* [Given information]
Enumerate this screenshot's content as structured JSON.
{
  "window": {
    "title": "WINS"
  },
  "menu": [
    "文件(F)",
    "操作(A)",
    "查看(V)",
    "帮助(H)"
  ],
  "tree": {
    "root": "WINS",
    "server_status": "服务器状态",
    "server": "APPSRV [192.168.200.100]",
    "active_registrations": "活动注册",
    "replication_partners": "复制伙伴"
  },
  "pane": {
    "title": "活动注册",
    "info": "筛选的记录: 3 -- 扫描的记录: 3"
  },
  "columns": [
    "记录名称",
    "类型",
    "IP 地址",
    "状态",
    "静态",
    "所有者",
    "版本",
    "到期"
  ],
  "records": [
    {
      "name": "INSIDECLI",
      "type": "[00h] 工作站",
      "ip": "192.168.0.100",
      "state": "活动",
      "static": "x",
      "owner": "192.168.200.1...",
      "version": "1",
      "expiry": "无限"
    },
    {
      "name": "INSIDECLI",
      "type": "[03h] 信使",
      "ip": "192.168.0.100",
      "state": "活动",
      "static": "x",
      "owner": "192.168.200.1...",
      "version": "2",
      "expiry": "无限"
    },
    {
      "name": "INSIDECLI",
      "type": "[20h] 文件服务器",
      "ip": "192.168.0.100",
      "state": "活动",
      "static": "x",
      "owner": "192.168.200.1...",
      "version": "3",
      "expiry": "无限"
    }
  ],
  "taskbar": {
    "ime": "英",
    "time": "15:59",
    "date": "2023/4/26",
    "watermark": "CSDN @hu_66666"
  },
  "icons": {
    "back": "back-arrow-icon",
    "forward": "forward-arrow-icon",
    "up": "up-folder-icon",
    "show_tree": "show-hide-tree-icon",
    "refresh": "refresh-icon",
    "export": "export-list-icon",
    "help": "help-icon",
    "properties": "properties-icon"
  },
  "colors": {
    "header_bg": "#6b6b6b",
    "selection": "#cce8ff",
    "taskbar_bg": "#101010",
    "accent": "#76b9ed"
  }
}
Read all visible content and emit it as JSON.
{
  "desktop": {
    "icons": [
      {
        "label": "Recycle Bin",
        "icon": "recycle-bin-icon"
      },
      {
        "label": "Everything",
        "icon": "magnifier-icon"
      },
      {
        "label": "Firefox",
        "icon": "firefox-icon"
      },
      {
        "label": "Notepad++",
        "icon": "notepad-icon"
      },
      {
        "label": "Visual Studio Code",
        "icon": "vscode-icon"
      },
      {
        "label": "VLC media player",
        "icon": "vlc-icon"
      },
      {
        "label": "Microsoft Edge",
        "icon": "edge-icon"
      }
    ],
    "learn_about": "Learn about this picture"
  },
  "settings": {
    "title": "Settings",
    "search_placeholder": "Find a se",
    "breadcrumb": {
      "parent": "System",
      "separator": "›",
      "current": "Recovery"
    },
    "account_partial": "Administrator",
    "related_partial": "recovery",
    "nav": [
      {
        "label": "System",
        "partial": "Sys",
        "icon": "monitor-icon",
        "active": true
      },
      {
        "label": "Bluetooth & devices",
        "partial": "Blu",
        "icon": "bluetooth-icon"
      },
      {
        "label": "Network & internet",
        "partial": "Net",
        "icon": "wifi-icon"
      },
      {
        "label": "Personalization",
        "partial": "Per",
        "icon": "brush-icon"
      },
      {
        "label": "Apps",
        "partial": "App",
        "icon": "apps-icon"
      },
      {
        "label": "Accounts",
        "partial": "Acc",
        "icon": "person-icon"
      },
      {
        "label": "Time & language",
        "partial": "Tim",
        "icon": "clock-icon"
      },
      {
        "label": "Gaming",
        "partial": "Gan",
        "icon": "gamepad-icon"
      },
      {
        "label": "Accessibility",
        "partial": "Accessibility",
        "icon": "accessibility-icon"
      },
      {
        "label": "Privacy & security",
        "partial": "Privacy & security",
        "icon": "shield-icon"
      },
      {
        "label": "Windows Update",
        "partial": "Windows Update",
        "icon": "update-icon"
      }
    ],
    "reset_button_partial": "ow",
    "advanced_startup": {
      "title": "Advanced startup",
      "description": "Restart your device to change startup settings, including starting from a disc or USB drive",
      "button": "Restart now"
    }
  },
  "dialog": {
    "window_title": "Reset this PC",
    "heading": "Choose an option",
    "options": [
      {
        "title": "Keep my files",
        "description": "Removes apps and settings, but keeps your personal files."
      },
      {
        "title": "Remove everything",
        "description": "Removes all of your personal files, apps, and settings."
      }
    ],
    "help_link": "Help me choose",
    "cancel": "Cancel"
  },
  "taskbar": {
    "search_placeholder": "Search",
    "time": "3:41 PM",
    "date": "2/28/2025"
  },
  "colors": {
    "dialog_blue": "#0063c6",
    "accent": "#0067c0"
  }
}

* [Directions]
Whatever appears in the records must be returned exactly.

* [Exercise answer]
Enumerate this screenshot's content as structured JSON.
{
  "window": {
    "title": "WINS"
  },
  "menu": [
    "文件(F)",
    "操作(A)",
    "查看(V)",
    "帮助(H)"
  ],
  "tree": {
    "root": "WINS",
    "server_status": "服务器状态",
    "server": "APPSRV [192.168.200.100]",
    "active_registrations": "活动注册",
    "replication_partners": "复制伙伴"
  },
  "pane": {
    "title": "活动注册",
    "info": "筛选的记录: 3 -- 扫描的记录: 3"
  },
  "columns": [
    "记录名称",
    "类型",
    "IP 地址",
    "状态",
    "静态",
    "所有者",
    "版本",
    "到期"
  ],
  "records": [
    {
      "name": "INSIDECLI",
      "type": "[00h] 工作站",
      "ip": "192.168.0.100",
      "state": "活动",
      "static": "x",
      "owner": "192.168.200.1...",
      "version": "1",
      "expiry": "无限"
    },
    {
      "name": "INSIDECLI",
      "type": "[03h] 信使",
      "ip": "192.168.0.100",
      "state": "活动",
      "static": "x",
      "owner": "192.168.200.1...",
      "version": "2",
      "expiry": "无限"
    },
    {
      "name": "INSIDECLI",
      "type": "[20h] 文件服务器",
      "ip": "192.168.0.100",
      "state": "活动",
      "static": "x",
      "owner": "192.168.200.1...",
      "version": "3",
      "expiry": "无限"
    }
  ],
  "taskbar": {
    "ime": "英",
    "time": "15:59",
    "date": "2023/4/26",
    "watermark": "CSDN @hu_66666"
  },
  "icons": {
    "back": "back-arrow-icon",
    "forward": "forward-arrow-icon",
    "up": "up-folder-icon",
    "show_tree": "show-hide-tree-icon",
    "refresh": "refresh-icon",
    "export": "export-list-icon",
    "help": "help-icon",
    "properties": "properties-icon"
  },
  "colors": {
    "header_bg": "#6b6b6b",
    "selection": "#cce8ff",
    "taskbar_bg": "#101010",
    "accent": "#76b9ed"
  }
}
Read all visible content and emit it as JSON.
{
  "desktop": {
    "icons": [
      {
        "label": "Recycle Bin",
        "icon": "recycle-bin-icon"
      },
      {
        "label": "Everything",
        "icon": "magnifier-icon"
      },
      {
        "label": "Firefox",
        "icon": "firefox-icon"
      },
      {
        "label": "Notepad++",
        "icon": "notepad-icon"
      },
      {
        "label": "Visual Studio Code",
        "icon": "vscode-icon"
      },
      {
        "label": "VLC media player",
        "icon": "vlc-icon"
      },
      {
        "label": "Microsoft Edge",
        "icon": "edge-icon"
      }
    ],
    "learn_about": "Learn about this picture"
  },
  "settings": {
    "title": "Settings",
    "search_placeholder": "Find a se",
    "breadcrumb": {
      "parent": "System",
      "separator": "›",
      "current": "Recovery"
    },
    "account_partial": "Administrator",
    "related_partial": "recovery",
    "nav": [
      {
        "label": "System",
        "partial": "Sys",
        "icon": "monitor-icon",
        "active": true
      },
      {
        "label": "Bluetooth & devices",
        "partial": "Blu",
        "icon": "bluetooth-icon"
      },
      {
        "label": "Network & internet",
        "partial": "Net",
        "icon": "wifi-icon"
      },
      {
        "label": "Personalization",
        "partial": "Per",
        "icon": "brush-icon"
      },
      {
        "label": "Apps",
        "partial": "App",
        "icon": "apps-icon"
      },
      {
        "label": "Accounts",
        "partial": "Acc",
        "icon": "person-icon"
      },
      {
        "label": "Time & language",
        "partial": "Tim",
        "icon": "clock-icon"
      },
      {
        "label": "Gaming",
        "partial": "Gan",
        "icon": "gamepad-icon"
      },
      {
        "label": "Accessibility",
        "partial": "Accessibility",
        "icon": "accessibility-icon"
      },
      {
        "label": "Privacy & security",
        "partial": "Privacy & security",
        "icon": "shield-icon"
      },
      {
        "label": "Windows Update",
        "partial": "Windows Update",
        "icon": "update-icon"
      }
    ],
    "reset_button_partial": "ow",
    "advanced_startup": {
      "title": "Advanced startup",
      "description": "Restart your device to change startup settings, including starting from a disc or USB drive",
      "button": "Restart now"
    }
  },
  "dialog": {
    "window_title": "Reset this PC",
    "heading": "Choose an option",
    "options": [
      {
        "title": "Keep my files",
        "description": "Removes apps and settings, but keeps your personal files."
      },
      {
        "title": "Remove everything",
        "description": "Removes all of your personal files, apps, and settings."
      }
    ],
    "help_link": "Help me choose",
    "cancel": "Cancel"
  },
  "taskbar": {
    "search_placeholder": "Search",
    "time": "3:41 PM",
    "date": "2/28/2025"
  },
  "colors": {
    "dialog_blue": "#0063c6",
    "accent": "#0067c0"
  }
}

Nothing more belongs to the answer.